»»

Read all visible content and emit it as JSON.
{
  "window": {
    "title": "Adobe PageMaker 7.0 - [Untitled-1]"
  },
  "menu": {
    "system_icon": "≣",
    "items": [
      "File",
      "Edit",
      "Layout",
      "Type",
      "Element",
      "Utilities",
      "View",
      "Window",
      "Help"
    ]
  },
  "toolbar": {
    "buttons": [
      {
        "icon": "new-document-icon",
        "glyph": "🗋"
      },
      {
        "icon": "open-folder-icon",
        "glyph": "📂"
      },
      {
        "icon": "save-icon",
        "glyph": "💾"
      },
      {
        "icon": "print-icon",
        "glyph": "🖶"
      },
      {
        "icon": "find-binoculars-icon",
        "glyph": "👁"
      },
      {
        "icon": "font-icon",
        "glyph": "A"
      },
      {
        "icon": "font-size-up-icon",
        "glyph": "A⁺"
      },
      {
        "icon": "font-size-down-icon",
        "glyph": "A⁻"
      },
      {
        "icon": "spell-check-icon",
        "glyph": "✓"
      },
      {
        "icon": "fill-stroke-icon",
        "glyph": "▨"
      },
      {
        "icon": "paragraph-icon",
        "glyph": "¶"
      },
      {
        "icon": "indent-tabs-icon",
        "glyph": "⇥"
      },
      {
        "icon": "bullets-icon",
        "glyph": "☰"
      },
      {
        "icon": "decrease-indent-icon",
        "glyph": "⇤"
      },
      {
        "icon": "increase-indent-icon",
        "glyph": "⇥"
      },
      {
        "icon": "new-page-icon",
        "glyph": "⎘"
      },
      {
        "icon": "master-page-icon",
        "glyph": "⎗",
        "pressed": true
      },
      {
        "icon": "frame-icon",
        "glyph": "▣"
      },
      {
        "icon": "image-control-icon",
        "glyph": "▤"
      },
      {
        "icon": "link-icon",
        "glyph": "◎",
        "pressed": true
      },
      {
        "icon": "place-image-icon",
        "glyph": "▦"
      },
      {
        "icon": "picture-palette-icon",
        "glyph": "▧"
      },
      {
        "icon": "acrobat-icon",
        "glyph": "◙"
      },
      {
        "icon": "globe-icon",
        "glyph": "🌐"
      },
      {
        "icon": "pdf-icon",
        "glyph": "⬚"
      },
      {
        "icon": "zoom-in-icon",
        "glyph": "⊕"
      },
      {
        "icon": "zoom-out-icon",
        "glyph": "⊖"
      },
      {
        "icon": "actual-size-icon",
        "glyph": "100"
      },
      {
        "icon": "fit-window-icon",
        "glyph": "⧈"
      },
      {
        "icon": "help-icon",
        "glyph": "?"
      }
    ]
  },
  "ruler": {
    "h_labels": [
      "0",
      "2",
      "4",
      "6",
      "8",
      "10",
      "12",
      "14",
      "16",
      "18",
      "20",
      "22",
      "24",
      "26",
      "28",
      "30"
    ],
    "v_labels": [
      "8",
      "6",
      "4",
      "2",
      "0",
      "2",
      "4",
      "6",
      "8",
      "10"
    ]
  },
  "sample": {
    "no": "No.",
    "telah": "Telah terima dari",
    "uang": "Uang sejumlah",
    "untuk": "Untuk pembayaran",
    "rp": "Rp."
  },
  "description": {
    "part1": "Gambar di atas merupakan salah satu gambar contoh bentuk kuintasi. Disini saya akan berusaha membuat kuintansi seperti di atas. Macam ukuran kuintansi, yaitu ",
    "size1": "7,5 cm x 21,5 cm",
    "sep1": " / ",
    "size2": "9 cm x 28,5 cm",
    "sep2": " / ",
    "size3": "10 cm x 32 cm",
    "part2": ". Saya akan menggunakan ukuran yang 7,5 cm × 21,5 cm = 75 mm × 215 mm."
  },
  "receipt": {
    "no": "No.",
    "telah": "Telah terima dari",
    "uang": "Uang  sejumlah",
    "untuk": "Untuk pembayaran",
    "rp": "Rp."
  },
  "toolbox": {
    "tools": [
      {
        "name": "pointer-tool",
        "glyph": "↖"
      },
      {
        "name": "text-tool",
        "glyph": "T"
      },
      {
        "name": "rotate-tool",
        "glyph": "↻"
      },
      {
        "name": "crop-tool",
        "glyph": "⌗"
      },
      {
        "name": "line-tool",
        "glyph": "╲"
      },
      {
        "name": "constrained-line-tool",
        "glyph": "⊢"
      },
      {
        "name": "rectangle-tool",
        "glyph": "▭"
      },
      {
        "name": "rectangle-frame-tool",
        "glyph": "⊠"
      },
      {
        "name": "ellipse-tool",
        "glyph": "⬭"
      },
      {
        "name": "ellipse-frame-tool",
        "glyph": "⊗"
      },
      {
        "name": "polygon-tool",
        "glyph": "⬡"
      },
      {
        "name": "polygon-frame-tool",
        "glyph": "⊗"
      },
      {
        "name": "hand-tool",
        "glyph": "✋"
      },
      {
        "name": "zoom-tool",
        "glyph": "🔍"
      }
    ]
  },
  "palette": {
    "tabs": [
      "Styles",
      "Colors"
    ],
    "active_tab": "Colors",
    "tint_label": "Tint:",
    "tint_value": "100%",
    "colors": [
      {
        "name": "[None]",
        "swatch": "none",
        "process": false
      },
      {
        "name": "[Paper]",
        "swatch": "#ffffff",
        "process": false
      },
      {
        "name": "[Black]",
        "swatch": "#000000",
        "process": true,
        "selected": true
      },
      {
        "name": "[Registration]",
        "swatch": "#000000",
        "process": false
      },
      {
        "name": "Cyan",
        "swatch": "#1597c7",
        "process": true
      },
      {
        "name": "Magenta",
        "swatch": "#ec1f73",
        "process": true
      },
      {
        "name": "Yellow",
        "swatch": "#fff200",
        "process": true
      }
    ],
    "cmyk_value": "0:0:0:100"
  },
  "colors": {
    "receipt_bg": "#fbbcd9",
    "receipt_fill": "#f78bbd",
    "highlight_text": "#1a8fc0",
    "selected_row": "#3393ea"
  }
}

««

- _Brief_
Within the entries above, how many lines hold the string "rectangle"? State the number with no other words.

- _Solved exercise_
2